J.P. Daughton Divided Houses: Religion and Gender in Modern France by Caroline Ford
Joshua Cole The Invention of Decolonization: The Algerian War and the Remaking of France by Todd Shepard
Richard J. Golsan A Holocaust Controversy: The Treblinka Affair in Postwar France by Samuel Moyn
Goulven Boudic Intellectuels Communistes: Essai sur l’obéissance politique, « La Nouvelle critique », 1967-1980 by Frédérique Matonti
Michael Christofferson The Specter of Democracy by Dick Howard
Françoise Gollain Une sécurité d’emploi ou de formation by Paul Boccara
Benjamin Moodie Le deuxième âge de l’émancipation: La société, les femmes et l’emploi by Dominique Méda and Hélène Périvier
Sue Frohlick, Kristin Lozanski, Amy Speier, and Mimi Sheller
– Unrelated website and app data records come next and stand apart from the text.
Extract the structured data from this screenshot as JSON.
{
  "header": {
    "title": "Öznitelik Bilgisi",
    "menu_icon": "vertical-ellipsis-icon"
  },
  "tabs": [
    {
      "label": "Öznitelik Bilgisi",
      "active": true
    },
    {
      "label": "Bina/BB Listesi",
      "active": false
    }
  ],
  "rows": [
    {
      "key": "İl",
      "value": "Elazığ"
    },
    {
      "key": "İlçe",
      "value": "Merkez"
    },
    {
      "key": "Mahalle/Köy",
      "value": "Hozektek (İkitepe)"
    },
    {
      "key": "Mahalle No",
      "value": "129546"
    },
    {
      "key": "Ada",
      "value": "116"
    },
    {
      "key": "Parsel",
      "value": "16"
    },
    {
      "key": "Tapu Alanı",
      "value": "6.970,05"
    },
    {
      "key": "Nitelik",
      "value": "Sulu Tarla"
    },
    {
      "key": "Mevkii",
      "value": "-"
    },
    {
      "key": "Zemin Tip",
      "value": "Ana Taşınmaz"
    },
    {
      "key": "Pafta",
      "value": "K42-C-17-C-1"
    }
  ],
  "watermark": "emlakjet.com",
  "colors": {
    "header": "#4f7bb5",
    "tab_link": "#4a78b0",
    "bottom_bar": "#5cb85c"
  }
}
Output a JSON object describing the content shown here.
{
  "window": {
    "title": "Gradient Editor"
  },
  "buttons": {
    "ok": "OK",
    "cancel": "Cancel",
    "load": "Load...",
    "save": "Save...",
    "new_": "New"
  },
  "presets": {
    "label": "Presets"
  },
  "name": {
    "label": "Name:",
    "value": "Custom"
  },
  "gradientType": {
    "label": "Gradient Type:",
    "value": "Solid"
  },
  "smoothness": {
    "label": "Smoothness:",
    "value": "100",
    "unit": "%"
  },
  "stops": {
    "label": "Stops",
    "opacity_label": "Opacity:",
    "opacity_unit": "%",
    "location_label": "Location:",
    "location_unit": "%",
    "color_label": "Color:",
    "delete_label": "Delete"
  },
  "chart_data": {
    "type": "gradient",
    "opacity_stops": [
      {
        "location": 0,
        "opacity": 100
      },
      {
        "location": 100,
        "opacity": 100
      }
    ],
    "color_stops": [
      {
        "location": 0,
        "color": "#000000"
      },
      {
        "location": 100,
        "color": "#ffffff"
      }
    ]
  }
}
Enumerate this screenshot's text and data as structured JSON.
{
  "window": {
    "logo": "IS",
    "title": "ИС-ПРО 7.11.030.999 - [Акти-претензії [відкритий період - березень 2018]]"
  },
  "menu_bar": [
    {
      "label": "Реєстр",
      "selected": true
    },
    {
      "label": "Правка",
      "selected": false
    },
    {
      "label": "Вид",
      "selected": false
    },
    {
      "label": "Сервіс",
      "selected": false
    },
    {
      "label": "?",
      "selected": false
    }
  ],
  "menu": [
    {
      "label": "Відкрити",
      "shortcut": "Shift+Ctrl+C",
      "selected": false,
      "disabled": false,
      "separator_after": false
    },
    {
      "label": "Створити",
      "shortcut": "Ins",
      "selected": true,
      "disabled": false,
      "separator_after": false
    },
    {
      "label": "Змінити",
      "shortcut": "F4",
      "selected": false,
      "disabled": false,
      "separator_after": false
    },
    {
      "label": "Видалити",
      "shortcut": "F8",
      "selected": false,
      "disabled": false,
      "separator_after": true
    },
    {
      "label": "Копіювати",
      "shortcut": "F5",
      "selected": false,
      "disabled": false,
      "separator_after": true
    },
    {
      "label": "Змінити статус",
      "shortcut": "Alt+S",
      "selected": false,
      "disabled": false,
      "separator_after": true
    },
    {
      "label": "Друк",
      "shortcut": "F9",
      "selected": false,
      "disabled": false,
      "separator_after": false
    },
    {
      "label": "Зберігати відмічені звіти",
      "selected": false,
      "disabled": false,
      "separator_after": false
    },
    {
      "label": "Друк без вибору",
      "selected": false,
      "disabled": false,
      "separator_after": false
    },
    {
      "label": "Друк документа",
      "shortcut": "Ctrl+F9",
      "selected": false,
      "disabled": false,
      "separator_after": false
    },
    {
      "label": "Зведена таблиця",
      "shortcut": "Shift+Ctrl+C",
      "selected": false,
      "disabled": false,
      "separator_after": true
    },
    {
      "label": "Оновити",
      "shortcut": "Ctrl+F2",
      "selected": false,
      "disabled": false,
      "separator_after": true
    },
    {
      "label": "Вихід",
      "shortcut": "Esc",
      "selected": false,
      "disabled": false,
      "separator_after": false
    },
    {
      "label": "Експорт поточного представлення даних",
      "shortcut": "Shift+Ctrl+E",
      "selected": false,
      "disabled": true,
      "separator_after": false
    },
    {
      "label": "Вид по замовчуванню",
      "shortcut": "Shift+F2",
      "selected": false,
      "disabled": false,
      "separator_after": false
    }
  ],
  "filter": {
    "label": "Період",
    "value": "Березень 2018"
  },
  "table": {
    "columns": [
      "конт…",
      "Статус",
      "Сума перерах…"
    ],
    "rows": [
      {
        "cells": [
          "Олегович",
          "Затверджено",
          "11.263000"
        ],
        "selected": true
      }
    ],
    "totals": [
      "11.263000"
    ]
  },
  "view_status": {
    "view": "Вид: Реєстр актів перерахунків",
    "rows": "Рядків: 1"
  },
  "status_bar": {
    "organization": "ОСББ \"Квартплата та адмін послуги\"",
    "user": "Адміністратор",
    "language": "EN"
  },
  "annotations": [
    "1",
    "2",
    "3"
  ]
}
What mobilizes people to take up reproductive options, directions, and trajectories in ways that generate the possibilities and practices of mobilities? People’s desires for procreation or to resolve fertility challenges or partake in sperm donation, egg freezing, or surrogacy; the need for abortion services; and forced evacuation for childbirth care all involve movement. Reproductive aspirations, norms, and regulations move people’s bodies, as well as related technologies and bioproducts. At the same time, these corporeal, material, in/tangible mobilities of bodies, things, and ideas are also generative of reproductive imaginaries and practices. Reproduction is mobile and movement affects reproduction. Building from an interdisciplinary workshop on reproductive mobilities in Kelowna, Canada, this article aims to push the mobilities framework toward the edges of feminist, affect, queer, decolonizing, materialist, and nonrepresentational theories in thinking through both reproduction and movement.
Taking as its starting point the current debate over the significance of history in the National Curriculum for England, this article examines the place of the country's colonial past in its national culture of memory. In the context of debates about educational policy and the politics of memory concerning Britain's colonial heritage, the author focuses on the transmission and interpretation of this heritage via school history textbooks, which play a key role in the politics of memory. This medium offers insight into transformations of the country's colonial experience that have taken place since the end of the British Empire. School textbooks do not create and establish these transformations in isolation from other arenas of discourse about the culture of memory by reinventing the nation. Instead, they reflect, as part of the national culture of memory, the uncertainties and insecurities emerging from the end of empire and the decolonization of the British nation's historical narrative.
Exploring Conceptualizations of Decolonial Love in Settler States
In this article, I weave together connections between notions of decoloniality and love while considering implications for decolonial praxis by racialized people settled on Indigenous lands. Through a community-based research project exploring land and body sovereignty in settler contexts, I engaged with Indigenous and racialized girls, young women, 2-Spirit, and queer-identified young adults to create artwork and land-based expressions of resistance, resurgence, and wellbeing focusing on decolonial love. Building on literature from Indigenous, decolonizing, feminist, and post-colonial studies, I unpack the ways in which decolonial love is constructed and engaged in by young Indigenous and racialized people as they navigate experiences of racism, sexism, cultural assimilation, and other intersecting forms of marginalization inherent in colonial rule. I uphold these diverse perspectives as integral components in developing more nuanced and situated understandings of the power of decolonial love in the everyday lives of Indigenous and racialized young peoples and communities.